July 16, 2012

2 things that you could do to improve your listening skills

It's no secret that IELTS candidates have to spend lots of hours practicing or reviewing for their listening exam. After all, if they don't, getting their desired band score would be quite difficult.

However, a number of candidates think that if they've already received their listening lessons during class, they don't need to study when they're at home. If you feel that you're part of this group, then keep in mind that you're not taking advantage of familiar activities that could contribute to improving your skills in listening.

What are the 2 things that you could do to improve your listening skills even when you're not in IELTS class?

Simple. We humbly recommend that you listen to and watch programs in English.

Why are these things important?

In the listening test, a recording will be played and you will hear a number of persons who may have different accents. Listening to the recording could be difficult to understand, especially for those who are unfamiliar with the test.

Ok, you've already been listening to or watching programs in English. What exactly should you take note of?

The key here is to familiarize yourself with how native English speakers talk. Do note that if you won't acquaint yourself with the way these speakers talk, then there's a huge possibility that you won't be able to understand what they're going to say. Consequently, you won't be able to find out the answers needed for your test, which would, in turn, result in a low band score.

Fortunately there's a video that shows us the way for understanding native speakers of English. In this video, Ms. Minoo Short, Head Teacher at Anglo-Link discussed and gave examples to two challenges when listening to native English speakers.
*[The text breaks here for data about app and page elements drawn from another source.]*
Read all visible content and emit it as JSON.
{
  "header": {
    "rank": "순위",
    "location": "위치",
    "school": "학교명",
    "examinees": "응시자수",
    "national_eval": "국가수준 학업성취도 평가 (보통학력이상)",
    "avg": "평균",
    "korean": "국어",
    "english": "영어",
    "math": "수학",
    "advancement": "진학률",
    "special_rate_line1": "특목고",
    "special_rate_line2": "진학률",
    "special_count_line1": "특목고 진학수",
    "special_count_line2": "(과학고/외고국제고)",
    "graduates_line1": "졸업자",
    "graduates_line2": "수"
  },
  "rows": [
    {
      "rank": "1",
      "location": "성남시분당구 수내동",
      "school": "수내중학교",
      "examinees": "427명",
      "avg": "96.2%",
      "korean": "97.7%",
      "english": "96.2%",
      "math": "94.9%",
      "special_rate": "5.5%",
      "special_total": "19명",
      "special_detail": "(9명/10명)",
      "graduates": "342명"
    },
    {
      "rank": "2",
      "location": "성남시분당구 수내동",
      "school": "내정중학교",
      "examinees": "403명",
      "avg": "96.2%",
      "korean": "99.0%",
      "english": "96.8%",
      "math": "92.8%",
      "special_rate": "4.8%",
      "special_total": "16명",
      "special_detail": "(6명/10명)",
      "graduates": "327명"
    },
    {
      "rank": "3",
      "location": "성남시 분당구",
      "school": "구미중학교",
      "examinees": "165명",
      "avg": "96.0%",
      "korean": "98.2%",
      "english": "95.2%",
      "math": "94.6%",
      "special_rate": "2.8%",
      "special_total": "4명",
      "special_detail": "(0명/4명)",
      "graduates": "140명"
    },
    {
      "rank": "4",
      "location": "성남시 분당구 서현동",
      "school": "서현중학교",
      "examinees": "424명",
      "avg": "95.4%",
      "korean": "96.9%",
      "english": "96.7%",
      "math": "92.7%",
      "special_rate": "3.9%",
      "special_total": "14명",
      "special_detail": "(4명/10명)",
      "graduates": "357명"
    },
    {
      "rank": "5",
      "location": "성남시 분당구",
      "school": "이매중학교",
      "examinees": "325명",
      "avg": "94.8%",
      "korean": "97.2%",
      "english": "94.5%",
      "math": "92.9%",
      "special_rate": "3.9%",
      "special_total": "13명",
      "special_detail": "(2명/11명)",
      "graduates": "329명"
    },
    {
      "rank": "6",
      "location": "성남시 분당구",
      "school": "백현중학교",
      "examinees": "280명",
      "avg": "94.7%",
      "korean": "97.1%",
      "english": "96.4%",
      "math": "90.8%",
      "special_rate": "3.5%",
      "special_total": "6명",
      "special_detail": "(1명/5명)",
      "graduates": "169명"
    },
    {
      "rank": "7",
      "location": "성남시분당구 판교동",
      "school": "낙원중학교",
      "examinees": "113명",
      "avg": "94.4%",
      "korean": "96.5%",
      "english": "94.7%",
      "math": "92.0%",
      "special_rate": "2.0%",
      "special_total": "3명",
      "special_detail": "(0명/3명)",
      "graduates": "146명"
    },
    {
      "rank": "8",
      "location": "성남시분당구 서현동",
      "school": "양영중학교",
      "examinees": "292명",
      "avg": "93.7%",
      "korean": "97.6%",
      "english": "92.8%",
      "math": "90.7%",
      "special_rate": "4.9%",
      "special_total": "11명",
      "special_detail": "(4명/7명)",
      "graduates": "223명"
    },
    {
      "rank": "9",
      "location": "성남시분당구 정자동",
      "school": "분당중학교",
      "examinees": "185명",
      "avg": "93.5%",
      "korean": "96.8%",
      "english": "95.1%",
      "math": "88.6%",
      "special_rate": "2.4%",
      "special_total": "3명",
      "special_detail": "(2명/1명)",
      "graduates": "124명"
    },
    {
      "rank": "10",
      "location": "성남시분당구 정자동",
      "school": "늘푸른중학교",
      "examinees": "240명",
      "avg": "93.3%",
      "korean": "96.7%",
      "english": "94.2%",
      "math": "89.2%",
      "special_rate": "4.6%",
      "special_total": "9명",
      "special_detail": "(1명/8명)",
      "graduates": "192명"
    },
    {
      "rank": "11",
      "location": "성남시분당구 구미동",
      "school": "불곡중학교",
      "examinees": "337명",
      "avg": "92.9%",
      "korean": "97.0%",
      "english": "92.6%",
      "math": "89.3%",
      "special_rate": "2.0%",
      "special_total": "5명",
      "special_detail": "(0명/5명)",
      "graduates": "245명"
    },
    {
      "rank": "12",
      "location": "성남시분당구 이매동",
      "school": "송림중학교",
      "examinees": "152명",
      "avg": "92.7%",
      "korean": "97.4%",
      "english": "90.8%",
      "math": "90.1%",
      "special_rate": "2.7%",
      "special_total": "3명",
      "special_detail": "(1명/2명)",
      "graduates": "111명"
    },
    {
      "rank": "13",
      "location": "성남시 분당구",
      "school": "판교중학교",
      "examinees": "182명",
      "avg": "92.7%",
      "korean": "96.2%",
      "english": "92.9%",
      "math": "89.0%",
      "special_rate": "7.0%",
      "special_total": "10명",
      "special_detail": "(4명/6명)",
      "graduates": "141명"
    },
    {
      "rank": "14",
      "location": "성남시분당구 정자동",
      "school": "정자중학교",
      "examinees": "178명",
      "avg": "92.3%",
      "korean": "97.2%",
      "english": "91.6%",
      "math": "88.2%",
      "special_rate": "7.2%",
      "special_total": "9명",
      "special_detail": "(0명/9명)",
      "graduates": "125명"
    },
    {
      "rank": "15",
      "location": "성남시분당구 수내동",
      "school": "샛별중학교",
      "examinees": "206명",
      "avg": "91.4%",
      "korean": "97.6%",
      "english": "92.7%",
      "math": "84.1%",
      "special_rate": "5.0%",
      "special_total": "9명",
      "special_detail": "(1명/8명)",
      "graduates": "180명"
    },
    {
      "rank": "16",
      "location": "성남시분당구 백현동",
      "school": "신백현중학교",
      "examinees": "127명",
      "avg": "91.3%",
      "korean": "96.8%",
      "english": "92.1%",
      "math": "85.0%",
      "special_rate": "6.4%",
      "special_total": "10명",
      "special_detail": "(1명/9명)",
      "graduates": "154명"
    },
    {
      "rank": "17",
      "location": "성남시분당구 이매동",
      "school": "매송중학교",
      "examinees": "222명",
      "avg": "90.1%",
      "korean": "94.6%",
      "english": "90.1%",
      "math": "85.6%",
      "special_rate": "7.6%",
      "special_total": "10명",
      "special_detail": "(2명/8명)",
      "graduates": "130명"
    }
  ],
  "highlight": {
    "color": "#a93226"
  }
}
Thus:

(1) First is that we should be able to identify words that have similar vowels and dipthongs
Examples: "than-then," "bit-bet," or "live-leave"

(2) Next is that we should be able to identify how native speakers use contractions, weak forms, and phonetic links.

Re: Contractions
"I'm going to the mall." instead of "I am going to the mall."

Re: Weak Links
-"Here's ma book." where you could barely hear the "y" in "my"

Re: Phonetic Links
-"She(y)isinterestedinit." instead of "She is interested in it."

Now, try to be alert with these whenever you listen or watch English language programs. However, if you want to bring it up a notch, Ms. Short recommends that you could listen to portions of your IELTS listening materials, then attempt to transcribe them correctly. You'd be able to know that you've made progress when what you've written matches with those of the tapescript.

There you have it. Listen to or watch programs in English, and improve on your listening skills in no time!

Attribution to Anglo-Link's Head Teacher, Minoo Short, for inspiring our tips for today. Check our her complete and detailed discussion of this topic on her YouTube channel.